Health doesn’t have a dress size
Anyone with an acute cultural awareness or an eye on their instagram ads will have noticed a shift in the size of the models that are used to advertise activewear; a diverse range of body types is used to demonstrate brands’ wearability. And, quite rightly so - it’s something we take to heart here at Fashionizer, as we design our uniforms to fit well and look good on a variety of body shapes. It’s great that the lifestyle industries are finally embracing diversity and inclusion, and have gotten to a point where size, no matter what it measures, is accepted not only as beautiful but healthy too.
Last month, Nike made a stand for cultural diversity when they unveiled plus-size and para-sport mannequins in their London flagship store. Whilst many on social media praised the move, others criticised it, claiming it was dangerous to 'accept' a 'fat' physique. The Telegraph published an article that lambasted the idea, with its author - Tanya Gold - going so far as to assume that; "She is not readying herself for a run in her shiny Nike gear. She cannot run. She is, more likely, pre-diabetic and on her way to a hip replacement."
If you're mentally wagging your finger to the tune of your own put-out "Excuuuuse me?!" at Tanya's downright-rude presumption, then you are not alone. Many have run to the defense of the brand’s decision (including beauty watchdog Estée Laundry), finding it refreshing to see a mannequin that actually reflects their own body shape. Fashionizer’s multicultural workplace defends it too and, like others, this defense isn't solely mounted on the sensitivity of offending anyone; it's grounded in scientific fact.

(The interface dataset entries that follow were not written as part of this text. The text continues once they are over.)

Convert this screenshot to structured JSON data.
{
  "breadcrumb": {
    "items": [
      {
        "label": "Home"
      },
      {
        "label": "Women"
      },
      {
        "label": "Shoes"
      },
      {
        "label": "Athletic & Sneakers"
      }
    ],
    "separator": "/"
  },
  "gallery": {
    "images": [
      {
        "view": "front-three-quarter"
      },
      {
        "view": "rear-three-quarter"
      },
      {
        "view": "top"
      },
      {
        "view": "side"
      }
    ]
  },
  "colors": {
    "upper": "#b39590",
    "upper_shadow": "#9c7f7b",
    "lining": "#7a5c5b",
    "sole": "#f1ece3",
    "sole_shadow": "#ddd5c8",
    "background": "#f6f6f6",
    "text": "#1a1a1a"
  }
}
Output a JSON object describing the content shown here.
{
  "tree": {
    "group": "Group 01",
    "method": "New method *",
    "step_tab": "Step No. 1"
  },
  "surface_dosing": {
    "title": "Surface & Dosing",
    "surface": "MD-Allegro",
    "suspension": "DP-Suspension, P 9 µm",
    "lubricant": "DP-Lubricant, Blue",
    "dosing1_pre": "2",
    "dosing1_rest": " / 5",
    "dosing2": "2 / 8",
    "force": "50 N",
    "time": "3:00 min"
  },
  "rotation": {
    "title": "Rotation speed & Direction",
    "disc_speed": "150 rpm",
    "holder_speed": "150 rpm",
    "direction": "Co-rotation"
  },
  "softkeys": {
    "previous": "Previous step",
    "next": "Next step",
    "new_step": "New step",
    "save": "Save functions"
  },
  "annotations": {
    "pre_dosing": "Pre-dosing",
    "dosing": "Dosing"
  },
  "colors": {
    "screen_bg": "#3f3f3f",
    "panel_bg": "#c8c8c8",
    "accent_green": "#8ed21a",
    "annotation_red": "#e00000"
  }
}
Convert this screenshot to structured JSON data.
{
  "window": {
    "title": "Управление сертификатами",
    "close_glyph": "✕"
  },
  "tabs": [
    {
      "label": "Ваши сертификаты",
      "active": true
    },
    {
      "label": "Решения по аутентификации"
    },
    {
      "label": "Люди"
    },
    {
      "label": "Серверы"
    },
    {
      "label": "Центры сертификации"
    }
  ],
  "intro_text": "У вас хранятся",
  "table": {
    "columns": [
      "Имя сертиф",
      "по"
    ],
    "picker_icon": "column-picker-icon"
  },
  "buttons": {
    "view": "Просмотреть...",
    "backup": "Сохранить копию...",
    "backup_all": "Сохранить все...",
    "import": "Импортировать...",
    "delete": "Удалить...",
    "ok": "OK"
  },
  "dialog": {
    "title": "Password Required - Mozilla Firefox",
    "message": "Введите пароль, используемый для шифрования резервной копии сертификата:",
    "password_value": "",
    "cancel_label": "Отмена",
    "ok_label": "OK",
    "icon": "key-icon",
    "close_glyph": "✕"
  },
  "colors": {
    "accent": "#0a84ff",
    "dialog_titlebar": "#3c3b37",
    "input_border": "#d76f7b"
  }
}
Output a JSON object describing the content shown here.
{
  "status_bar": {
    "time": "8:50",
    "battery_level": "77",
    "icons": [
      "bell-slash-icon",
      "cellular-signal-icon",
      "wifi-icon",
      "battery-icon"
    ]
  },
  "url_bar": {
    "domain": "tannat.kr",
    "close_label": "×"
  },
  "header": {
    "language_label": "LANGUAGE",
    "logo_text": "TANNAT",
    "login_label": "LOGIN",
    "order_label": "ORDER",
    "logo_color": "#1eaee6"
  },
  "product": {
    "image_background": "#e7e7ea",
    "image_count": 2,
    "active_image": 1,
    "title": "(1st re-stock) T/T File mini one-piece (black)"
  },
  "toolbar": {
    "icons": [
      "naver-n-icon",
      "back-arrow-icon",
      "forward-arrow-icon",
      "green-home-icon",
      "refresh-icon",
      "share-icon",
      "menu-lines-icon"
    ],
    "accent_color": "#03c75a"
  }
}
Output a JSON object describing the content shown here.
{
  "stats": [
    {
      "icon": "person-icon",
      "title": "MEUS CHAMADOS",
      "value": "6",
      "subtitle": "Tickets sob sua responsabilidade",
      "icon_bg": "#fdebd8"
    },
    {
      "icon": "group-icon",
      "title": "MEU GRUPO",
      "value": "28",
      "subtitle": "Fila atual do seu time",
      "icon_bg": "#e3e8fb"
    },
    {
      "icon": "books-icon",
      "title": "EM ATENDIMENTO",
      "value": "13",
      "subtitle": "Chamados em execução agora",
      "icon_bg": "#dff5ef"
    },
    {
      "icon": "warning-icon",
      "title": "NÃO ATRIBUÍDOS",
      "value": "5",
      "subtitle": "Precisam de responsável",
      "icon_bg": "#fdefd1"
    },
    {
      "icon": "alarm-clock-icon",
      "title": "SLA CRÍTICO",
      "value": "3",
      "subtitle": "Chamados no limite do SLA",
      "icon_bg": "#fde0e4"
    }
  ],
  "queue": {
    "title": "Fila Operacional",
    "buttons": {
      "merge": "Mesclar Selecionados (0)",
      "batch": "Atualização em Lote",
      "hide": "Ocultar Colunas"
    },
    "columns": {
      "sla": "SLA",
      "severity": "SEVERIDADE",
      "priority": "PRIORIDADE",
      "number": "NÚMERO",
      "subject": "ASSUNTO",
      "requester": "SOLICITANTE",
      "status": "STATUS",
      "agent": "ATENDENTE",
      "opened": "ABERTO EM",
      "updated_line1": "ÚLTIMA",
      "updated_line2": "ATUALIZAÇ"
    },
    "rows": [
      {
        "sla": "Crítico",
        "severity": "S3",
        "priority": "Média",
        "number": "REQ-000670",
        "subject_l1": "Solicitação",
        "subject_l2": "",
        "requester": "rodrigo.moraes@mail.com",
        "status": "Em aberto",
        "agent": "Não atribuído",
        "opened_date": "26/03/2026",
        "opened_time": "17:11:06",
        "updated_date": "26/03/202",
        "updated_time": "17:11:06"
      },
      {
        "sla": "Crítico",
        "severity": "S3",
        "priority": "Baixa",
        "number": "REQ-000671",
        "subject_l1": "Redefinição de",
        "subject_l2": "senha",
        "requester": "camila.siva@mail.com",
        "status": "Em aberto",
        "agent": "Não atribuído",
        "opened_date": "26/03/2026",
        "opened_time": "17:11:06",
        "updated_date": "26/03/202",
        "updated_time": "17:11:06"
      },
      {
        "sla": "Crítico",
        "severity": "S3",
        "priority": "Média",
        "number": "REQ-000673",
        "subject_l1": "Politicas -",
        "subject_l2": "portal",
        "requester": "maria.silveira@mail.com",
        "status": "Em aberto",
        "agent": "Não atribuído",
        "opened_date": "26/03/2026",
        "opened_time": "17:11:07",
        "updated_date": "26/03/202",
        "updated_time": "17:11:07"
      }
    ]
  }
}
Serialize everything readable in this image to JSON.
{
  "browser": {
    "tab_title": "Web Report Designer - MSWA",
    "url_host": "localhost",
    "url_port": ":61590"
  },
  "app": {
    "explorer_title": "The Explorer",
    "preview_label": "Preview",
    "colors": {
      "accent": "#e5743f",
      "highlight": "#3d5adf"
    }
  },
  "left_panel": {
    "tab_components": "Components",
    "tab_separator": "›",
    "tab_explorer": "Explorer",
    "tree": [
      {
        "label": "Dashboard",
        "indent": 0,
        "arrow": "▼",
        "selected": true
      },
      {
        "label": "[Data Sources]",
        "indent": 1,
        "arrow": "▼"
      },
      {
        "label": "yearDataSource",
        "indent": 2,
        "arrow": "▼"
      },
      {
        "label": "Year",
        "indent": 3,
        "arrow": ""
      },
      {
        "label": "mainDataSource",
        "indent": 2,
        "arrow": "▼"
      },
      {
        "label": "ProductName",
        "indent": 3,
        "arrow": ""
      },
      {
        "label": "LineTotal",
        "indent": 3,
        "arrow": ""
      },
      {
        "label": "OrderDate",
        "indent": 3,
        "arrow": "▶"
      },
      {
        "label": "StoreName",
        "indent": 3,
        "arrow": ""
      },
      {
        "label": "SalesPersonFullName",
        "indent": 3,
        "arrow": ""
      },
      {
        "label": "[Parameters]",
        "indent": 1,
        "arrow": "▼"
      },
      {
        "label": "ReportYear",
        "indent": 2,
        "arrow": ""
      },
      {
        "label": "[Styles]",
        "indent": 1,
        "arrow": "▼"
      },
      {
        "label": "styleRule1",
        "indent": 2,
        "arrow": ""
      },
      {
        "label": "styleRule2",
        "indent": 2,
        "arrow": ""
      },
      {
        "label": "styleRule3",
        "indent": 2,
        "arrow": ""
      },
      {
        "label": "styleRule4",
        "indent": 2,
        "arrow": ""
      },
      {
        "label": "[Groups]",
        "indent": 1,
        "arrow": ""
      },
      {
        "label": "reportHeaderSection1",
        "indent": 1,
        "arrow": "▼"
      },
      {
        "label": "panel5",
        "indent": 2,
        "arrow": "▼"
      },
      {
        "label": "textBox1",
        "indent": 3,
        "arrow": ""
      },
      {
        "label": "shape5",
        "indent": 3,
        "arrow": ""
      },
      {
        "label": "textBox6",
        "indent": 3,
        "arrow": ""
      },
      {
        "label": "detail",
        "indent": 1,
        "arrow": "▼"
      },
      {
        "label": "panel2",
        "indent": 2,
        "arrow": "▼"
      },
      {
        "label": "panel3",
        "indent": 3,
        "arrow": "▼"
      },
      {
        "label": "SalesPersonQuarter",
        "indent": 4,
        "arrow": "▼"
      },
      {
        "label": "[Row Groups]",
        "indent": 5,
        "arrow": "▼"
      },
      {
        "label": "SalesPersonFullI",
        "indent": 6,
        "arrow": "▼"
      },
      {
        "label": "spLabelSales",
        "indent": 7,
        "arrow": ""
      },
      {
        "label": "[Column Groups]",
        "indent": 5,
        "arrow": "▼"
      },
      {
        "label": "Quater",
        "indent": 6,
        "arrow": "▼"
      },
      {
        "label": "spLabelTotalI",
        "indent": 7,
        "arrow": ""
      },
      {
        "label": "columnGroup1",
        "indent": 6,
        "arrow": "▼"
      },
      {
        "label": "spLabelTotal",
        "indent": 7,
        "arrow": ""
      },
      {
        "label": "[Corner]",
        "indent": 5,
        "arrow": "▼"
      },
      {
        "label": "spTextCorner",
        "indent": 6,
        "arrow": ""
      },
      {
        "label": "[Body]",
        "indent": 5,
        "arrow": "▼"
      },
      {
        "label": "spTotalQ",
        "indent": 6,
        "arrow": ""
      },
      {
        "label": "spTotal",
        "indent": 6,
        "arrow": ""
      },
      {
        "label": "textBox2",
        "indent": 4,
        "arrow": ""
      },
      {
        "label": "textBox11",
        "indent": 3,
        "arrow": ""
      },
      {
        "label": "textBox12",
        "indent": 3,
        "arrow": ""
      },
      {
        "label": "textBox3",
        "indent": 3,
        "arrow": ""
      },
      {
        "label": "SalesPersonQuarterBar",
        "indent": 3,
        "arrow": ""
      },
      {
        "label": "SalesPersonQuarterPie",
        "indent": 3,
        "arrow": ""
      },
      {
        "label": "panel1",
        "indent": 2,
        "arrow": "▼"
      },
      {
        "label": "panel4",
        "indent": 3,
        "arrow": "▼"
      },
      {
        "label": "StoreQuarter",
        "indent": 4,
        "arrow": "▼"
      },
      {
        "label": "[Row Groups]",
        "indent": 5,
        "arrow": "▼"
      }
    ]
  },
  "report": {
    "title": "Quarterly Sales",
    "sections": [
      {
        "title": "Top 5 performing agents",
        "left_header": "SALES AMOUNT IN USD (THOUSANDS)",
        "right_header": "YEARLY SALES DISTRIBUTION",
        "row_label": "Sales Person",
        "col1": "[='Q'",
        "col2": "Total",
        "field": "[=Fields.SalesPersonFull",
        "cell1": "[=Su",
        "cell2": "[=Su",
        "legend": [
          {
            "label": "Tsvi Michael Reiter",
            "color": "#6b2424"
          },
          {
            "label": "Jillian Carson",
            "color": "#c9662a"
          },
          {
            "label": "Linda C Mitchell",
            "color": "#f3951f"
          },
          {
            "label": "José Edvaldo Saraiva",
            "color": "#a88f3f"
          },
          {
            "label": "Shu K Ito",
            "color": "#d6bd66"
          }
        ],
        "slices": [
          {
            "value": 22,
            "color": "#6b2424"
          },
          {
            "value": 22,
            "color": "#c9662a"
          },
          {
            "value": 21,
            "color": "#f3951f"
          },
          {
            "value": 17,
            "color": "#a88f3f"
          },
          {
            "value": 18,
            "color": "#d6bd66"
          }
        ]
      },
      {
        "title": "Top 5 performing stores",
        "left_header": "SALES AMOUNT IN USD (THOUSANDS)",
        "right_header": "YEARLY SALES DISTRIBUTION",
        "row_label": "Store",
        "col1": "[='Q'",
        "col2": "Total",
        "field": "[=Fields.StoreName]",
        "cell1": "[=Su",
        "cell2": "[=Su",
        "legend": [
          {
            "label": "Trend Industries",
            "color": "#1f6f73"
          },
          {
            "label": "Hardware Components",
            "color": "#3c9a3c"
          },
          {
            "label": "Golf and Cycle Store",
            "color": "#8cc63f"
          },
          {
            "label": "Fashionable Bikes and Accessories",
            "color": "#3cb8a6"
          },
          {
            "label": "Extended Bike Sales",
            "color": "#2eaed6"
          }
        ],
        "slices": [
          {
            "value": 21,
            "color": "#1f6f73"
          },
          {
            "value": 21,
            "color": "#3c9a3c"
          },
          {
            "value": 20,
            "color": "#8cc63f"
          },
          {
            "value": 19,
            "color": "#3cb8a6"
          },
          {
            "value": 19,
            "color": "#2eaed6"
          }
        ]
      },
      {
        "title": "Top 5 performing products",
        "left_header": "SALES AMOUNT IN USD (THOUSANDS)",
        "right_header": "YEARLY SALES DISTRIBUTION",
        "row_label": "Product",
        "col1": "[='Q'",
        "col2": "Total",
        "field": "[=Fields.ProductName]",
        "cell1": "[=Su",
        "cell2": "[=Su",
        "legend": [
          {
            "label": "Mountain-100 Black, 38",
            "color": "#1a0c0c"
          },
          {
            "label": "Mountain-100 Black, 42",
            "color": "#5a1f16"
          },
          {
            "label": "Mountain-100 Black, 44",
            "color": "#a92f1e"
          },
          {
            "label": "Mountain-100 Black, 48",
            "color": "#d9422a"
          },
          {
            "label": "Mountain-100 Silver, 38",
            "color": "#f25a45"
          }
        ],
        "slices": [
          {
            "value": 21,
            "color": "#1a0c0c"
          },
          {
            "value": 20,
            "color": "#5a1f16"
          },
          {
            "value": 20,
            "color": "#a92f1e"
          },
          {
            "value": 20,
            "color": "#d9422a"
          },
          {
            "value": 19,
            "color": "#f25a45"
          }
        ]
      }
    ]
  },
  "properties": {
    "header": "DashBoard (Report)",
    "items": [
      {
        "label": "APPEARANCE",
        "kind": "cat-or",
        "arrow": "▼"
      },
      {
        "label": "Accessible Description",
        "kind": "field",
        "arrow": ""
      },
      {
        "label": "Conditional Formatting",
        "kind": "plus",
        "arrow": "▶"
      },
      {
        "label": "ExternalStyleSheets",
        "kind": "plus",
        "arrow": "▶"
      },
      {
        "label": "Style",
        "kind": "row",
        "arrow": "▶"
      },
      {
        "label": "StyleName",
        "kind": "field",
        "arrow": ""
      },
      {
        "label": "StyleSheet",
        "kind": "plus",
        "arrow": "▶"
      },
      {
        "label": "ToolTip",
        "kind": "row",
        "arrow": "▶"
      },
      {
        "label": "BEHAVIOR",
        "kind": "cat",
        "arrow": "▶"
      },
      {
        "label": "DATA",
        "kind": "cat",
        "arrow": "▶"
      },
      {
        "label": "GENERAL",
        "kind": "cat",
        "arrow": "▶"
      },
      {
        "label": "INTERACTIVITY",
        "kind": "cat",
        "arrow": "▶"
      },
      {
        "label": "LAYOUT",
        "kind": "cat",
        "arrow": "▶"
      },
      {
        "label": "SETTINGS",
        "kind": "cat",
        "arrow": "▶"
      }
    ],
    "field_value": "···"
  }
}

In 2016, the University of California-Los Angeles conducted a study in the US, which found that body mass index (BMI) is not a reliable way to measure someone's health. It revealed that focusing on BMI ignores overweight and obese individuals who are cardiometabolically healthy, which accounts for nearly 50% of overweight individuals, around 29% of obese individuals and around 16% of obesity type 1 and 3 individuals.
What's more, the study found that putting the onus on BMI also ignored individuals whose BMI was considered 'normal' yet they are cardiometabolically unhealthy - that's about 30% of the US population. All in all, the study showed that using BMI as the main indicator for cardiometabolic health misclassifies over 75 million individuals, which amounts to around 23% of the US population.
So, if the so-called health 'experts' are on the wrong track, who can we trust when it comes to knowing if we're healthy or not? We think the answer is: Ourselves. Here at Fashionzier, we appreciate cultural diversity in the workplace – be it our own or the people we work with. We design our uniforms with a rainbow of body shapes and sizes in mind, so that all staff can feel comfortable, proud and healthy wearing a uniform that flatters and fits.